**Exercise goal:**
Output all of the listing below, leaving every line unchanged.
──────────
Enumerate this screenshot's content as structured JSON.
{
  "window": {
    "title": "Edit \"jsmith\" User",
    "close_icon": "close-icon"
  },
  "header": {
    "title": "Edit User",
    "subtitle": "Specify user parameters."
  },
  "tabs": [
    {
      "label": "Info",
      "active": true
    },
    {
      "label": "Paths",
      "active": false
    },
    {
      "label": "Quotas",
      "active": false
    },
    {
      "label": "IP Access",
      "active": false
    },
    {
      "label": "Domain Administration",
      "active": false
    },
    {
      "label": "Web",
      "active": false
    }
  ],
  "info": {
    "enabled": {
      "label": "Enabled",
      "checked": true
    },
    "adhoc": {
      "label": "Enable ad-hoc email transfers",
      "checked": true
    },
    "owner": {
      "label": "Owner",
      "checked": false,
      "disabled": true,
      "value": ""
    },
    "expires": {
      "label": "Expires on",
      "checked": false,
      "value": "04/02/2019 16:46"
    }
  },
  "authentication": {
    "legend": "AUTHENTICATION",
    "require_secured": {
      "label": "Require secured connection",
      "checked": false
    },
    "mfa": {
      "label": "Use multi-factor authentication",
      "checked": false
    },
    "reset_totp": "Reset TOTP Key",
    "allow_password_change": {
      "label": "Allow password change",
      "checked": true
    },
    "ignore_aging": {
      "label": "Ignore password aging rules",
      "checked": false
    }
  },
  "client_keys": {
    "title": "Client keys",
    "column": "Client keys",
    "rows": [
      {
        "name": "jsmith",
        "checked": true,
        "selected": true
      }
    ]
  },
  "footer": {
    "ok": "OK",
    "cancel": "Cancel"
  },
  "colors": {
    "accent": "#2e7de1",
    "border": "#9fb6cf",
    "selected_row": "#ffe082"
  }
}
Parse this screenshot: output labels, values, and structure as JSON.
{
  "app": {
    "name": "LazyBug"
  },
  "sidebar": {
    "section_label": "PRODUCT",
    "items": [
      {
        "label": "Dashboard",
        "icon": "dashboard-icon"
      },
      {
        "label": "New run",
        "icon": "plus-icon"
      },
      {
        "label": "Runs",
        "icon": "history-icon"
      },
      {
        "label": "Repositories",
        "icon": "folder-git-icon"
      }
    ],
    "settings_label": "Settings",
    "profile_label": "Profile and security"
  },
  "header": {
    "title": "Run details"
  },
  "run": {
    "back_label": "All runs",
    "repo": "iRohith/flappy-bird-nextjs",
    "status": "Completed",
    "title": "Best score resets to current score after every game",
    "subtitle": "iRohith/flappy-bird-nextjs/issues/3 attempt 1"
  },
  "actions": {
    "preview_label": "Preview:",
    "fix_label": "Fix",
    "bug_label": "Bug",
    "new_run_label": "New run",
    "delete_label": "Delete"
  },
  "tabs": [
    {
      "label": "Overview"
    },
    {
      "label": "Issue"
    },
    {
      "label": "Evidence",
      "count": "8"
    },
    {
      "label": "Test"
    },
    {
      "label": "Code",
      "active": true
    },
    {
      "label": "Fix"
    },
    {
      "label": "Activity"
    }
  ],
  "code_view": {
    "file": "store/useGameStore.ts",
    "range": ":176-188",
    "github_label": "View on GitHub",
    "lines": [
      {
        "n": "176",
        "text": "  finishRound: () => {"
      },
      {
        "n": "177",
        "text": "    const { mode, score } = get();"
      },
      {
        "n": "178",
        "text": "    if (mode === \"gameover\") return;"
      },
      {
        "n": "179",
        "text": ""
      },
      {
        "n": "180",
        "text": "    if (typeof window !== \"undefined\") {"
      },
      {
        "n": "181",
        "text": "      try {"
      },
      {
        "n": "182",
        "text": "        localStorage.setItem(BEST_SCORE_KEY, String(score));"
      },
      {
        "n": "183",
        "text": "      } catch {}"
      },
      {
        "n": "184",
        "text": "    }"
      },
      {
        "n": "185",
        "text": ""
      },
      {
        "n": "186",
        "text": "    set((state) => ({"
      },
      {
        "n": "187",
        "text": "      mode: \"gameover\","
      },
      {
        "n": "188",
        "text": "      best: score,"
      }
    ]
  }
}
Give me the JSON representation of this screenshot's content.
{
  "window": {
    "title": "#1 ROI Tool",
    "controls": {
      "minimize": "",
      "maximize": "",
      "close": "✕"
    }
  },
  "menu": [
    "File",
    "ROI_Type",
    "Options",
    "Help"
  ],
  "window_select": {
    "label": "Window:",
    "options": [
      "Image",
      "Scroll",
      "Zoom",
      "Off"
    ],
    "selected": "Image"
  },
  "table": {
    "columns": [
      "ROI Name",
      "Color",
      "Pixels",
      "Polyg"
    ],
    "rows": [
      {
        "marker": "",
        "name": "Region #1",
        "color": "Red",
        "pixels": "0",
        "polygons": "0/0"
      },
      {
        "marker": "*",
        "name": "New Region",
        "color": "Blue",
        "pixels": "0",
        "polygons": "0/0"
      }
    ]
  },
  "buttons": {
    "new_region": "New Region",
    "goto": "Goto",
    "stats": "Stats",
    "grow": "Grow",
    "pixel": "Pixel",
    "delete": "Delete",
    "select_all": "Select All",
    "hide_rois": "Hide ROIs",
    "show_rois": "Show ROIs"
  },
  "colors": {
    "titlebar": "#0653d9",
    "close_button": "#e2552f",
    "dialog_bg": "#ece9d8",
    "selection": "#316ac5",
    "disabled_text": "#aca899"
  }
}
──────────
**Problem solution:**
Enumerate this screenshot's content as structured JSON.
{
  "window": {
    "title": "Edit \"jsmith\" User",
    "close_icon": "close-icon"
  },
  "header": {
    "title": "Edit User",
    "subtitle": "Specify user parameters."
  },
  "tabs": [
    {
      "label": "Info",
      "active": true
    },
    {
      "label": "Paths",
      "active": false
    },
    {
      "label": "Quotas",
      "active": false
    },
    {
      "label": "IP Access",
      "active": false
    },
    {
      "label": "Domain Administration",
      "active": false
    },
    {
      "label": "Web",
      "active": false
    }
  ],
  "info": {
    "enabled": {
      "label": "Enabled",
      "checked": true
    },
    "adhoc": {
      "label": "Enable ad-hoc email transfers",
      "checked": true
    },
    "owner": {
      "label": "Owner",
      "checked": false,
      "disabled": true,
      "value": ""
    },
    "expires": {
      "label": "Expires on",
      "checked": false,
      "value": "04/02/2019 16:46"
    }
  },
  "authentication": {
    "legend": "AUTHENTICATION",
    "require_secured": {
      "label": "Require secured connection",
      "checked": false
    },
    "mfa": {
      "label": "Use multi-factor authentication",
      "checked": false
    },
    "reset_totp": "Reset TOTP Key",
    "allow_password_change": {
      "label": "Allow password change",
      "checked": true
    },
    "ignore_aging": {
      "label": "Ignore password aging rules",
      "checked": false
    }
  },
  "client_keys": {
    "title": "Client keys",
    "column": "Client keys",
    "rows": [
      {
        "name": "jsmith",
        "checked": true,
        "selected": true
      }
    ]
  },
  "footer": {
    "ok": "OK",
    "cancel": "Cancel"
  },
  "colors": {
    "accent": "#2e7de1",
    "border": "#9fb6cf",
    "selected_row": "#ffe082"
  }
}
Parse this screenshot: output labels, values, and structure as JSON.
{
  "app": {
    "name": "LazyBug"
  },
  "sidebar": {
    "section_label": "PRODUCT",
    "items": [
      {
        "label": "Dashboard",
        "icon": "dashboard-icon"
      },
      {
        "label": "New run",
        "icon": "plus-icon"
      },
      {
        "label": "Runs",
        "icon": "history-icon"
      },
      {
        "label": "Repositories",
        "icon": "folder-git-icon"
      }
    ],
    "settings_label": "Settings",
    "profile_label": "Profile and security"
  },
  "header": {
    "title": "Run details"
  },
  "run": {
    "back_label": "All runs",
    "repo": "iRohith/flappy-bird-nextjs",
    "status": "Completed",
    "title": "Best score resets to current score after every game",
    "subtitle": "iRohith/flappy-bird-nextjs/issues/3 attempt 1"
  },
  "actions": {
    "preview_label": "Preview:",
    "fix_label": "Fix",
    "bug_label": "Bug",
    "new_run_label": "New run",
    "delete_label": "Delete"
  },
  "tabs": [
    {
      "label": "Overview"
    },
    {
      "label": "Issue"
    },
    {
      "label": "Evidence",
      "count": "8"
    },
    {
      "label": "Test"
    },
    {
      "label": "Code",
      "active": true
    },
    {
      "label": "Fix"
    },
    {
      "label": "Activity"
    }
  ],
  "code_view": {
    "file": "store/useGameStore.ts",
    "range": ":176-188",
    "github_label": "View on GitHub",
    "lines": [
      {
        "n": "176",
        "text": "  finishRound: () => {"
      },
      {
        "n": "177",
        "text": "    const { mode, score } = get();"
      },
      {
        "n": "178",
        "text": "    if (mode === \"gameover\") return;"
      },
      {
        "n": "179",
        "text": ""
      },
      {
        "n": "180",
        "text": "    if (typeof window !== \"undefined\") {"
      },
      {
        "n": "181",
        "text": "      try {"
      },
      {
        "n": "182",
        "text": "        localStorage.setItem(BEST_SCORE_KEY, String(score));"
      },
      {
        "n": "183",
        "text": "      } catch {}"
      },
      {
        "n": "184",
        "text": "    }"
      },
      {
        "n": "185",
        "text": ""
      },
      {
        "n": "186",
        "text": "    set((state) => ({"
      },
      {
        "n": "187",
        "text": "      mode: \"gameover\","
      },
      {
        "n": "188",
        "text": "      best: score,"
      }
    ]
  }
}
Give me the JSON representation of this screenshot's content.
{
  "window": {
    "title": "#1 ROI Tool",
    "controls": {
      "minimize": "",
      "maximize": "",
      "close": "✕"
    }
  },
  "menu": [
    "File",
    "ROI_Type",
    "Options",
    "Help"
  ],
  "window_select": {
    "label": "Window:",
    "options": [
      "Image",
      "Scroll",
      "Zoom",
      "Off"
    ],
    "selected": "Image"
  },
  "table": {
    "columns": [
      "ROI Name",
      "Color",
      "Pixels",
      "Polyg"
    ],
    "rows": [
      {
        "marker": "",
        "name": "Region #1",
        "color": "Red",
        "pixels": "0",
        "polygons": "0/0"
      },
      {
        "marker": "*",
        "name": "New Region",
        "color": "Blue",
        "pixels": "0",
        "polygons": "0/0"
      }
    ]
  },
  "buttons": {
    "new_region": "New Region",
    "goto": "Goto",
    "stats": "Stats",
    "grow": "Grow",
    "pixel": "Pixel",
    "delete": "Delete",
    "select_all": "Select All",
    "hide_rois": "Hide ROIs",
    "show_rois": "Show ROIs"
  },
  "colors": {
    "titlebar": "#0653d9",
    "close_button": "#e2552f",
    "dialog_bg": "#ece9d8",
    "selection": "#316ac5",
    "disabled_text": "#aca899"
  }
}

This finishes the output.